**Records to process:**
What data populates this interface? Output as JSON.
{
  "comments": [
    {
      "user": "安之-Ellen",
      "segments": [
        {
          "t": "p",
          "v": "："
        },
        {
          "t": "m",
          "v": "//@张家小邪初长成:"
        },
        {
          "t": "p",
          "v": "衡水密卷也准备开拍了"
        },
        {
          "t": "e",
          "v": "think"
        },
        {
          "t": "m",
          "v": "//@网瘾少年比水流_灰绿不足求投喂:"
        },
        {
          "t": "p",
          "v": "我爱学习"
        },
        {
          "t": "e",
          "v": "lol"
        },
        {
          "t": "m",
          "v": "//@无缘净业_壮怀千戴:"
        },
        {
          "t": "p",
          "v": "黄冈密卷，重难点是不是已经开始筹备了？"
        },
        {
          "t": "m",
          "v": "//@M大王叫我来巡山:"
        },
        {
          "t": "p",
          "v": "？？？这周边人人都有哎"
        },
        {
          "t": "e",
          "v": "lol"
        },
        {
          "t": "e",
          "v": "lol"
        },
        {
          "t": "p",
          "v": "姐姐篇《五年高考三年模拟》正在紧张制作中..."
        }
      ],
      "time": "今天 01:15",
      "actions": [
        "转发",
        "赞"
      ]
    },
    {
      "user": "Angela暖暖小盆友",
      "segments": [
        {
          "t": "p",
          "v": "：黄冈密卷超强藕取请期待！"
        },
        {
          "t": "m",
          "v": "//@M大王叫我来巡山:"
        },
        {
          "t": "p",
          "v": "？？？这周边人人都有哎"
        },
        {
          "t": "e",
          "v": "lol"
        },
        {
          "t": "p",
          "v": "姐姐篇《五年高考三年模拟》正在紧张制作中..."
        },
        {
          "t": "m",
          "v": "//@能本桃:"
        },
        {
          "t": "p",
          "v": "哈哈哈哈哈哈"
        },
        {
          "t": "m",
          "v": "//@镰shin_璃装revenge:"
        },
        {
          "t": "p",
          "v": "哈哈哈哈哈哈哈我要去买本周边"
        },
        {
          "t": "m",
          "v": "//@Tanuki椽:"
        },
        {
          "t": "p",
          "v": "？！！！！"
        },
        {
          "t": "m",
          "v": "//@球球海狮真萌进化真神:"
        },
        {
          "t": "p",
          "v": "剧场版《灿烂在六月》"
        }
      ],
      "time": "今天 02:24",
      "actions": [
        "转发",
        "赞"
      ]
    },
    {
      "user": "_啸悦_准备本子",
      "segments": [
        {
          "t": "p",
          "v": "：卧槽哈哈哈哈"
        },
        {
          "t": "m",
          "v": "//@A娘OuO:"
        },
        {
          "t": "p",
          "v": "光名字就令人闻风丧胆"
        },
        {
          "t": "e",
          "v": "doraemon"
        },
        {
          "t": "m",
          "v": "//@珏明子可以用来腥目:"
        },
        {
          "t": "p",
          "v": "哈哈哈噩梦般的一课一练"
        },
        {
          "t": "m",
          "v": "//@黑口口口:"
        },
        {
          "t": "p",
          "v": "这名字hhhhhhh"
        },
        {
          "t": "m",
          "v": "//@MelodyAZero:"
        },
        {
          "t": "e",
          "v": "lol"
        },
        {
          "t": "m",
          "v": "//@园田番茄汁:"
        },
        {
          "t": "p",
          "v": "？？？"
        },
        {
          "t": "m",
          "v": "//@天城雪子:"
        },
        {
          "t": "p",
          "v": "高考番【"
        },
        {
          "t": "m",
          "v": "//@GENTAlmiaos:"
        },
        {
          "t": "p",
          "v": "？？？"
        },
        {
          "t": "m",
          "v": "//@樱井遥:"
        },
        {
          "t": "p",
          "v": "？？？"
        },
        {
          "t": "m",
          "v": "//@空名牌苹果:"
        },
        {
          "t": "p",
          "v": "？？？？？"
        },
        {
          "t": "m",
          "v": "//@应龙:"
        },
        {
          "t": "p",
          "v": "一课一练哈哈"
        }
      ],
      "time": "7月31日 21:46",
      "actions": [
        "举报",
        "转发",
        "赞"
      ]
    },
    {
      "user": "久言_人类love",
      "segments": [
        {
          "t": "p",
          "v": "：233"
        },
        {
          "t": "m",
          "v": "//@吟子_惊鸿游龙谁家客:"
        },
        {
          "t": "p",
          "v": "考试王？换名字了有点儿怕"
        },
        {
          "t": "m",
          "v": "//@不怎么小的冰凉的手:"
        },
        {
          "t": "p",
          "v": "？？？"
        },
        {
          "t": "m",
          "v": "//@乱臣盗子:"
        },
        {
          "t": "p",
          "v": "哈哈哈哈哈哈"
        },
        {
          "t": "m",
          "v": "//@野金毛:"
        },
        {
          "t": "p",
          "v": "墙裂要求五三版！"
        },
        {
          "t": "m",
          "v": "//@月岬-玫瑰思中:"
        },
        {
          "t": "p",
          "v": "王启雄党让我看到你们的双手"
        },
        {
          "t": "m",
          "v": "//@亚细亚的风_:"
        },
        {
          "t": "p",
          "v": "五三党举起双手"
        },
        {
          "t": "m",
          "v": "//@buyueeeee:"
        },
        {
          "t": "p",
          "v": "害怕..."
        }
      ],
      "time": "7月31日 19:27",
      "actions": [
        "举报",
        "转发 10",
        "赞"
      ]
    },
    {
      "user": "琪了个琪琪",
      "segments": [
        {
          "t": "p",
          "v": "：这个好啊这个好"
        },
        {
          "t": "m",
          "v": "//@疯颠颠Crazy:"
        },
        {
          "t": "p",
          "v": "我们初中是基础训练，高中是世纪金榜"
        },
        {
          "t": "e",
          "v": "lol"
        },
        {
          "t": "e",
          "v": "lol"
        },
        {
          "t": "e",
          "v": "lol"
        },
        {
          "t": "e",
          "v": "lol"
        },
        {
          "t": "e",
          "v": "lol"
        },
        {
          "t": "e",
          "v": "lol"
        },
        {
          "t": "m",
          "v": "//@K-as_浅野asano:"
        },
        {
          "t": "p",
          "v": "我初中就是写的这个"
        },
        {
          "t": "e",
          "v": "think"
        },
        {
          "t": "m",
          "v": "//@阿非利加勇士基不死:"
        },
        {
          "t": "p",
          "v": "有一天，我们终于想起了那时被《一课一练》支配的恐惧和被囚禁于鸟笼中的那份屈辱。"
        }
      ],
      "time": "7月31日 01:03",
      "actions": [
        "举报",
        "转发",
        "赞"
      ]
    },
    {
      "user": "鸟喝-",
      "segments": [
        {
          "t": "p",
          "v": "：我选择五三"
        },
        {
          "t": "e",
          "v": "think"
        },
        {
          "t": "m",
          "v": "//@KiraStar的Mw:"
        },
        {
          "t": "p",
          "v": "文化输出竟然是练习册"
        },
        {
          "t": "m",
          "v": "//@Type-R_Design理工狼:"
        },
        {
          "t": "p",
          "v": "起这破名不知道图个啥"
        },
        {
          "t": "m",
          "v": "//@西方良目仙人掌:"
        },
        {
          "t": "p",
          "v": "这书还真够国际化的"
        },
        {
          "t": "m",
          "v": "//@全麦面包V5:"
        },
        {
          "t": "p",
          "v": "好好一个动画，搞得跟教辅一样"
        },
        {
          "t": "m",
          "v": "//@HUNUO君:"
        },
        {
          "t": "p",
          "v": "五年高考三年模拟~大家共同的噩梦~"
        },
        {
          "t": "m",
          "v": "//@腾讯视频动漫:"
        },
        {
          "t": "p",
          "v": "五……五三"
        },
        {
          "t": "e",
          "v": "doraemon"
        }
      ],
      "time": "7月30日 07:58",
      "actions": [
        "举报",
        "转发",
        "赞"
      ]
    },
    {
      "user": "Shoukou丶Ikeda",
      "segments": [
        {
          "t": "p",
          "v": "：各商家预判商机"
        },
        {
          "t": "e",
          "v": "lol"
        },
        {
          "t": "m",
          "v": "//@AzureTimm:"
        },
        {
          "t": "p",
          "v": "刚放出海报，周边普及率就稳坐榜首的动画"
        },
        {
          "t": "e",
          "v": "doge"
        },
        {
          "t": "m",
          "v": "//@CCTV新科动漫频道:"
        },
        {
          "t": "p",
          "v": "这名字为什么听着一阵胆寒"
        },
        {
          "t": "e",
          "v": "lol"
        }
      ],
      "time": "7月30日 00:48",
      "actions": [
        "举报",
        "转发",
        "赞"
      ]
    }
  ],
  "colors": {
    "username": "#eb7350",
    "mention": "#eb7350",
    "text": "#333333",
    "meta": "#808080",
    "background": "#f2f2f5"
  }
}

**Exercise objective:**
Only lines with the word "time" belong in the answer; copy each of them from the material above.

**Solution for this task:**
      "time": "今天 01:15",
      "time": "今天 02:24",
      "time": "7月31日 21:46",
      "time": "7月31日 19:27",
      "time": "7月31日 01:03",
      "time": "7月30日 07:58",
      "time": "7月30日 00:48",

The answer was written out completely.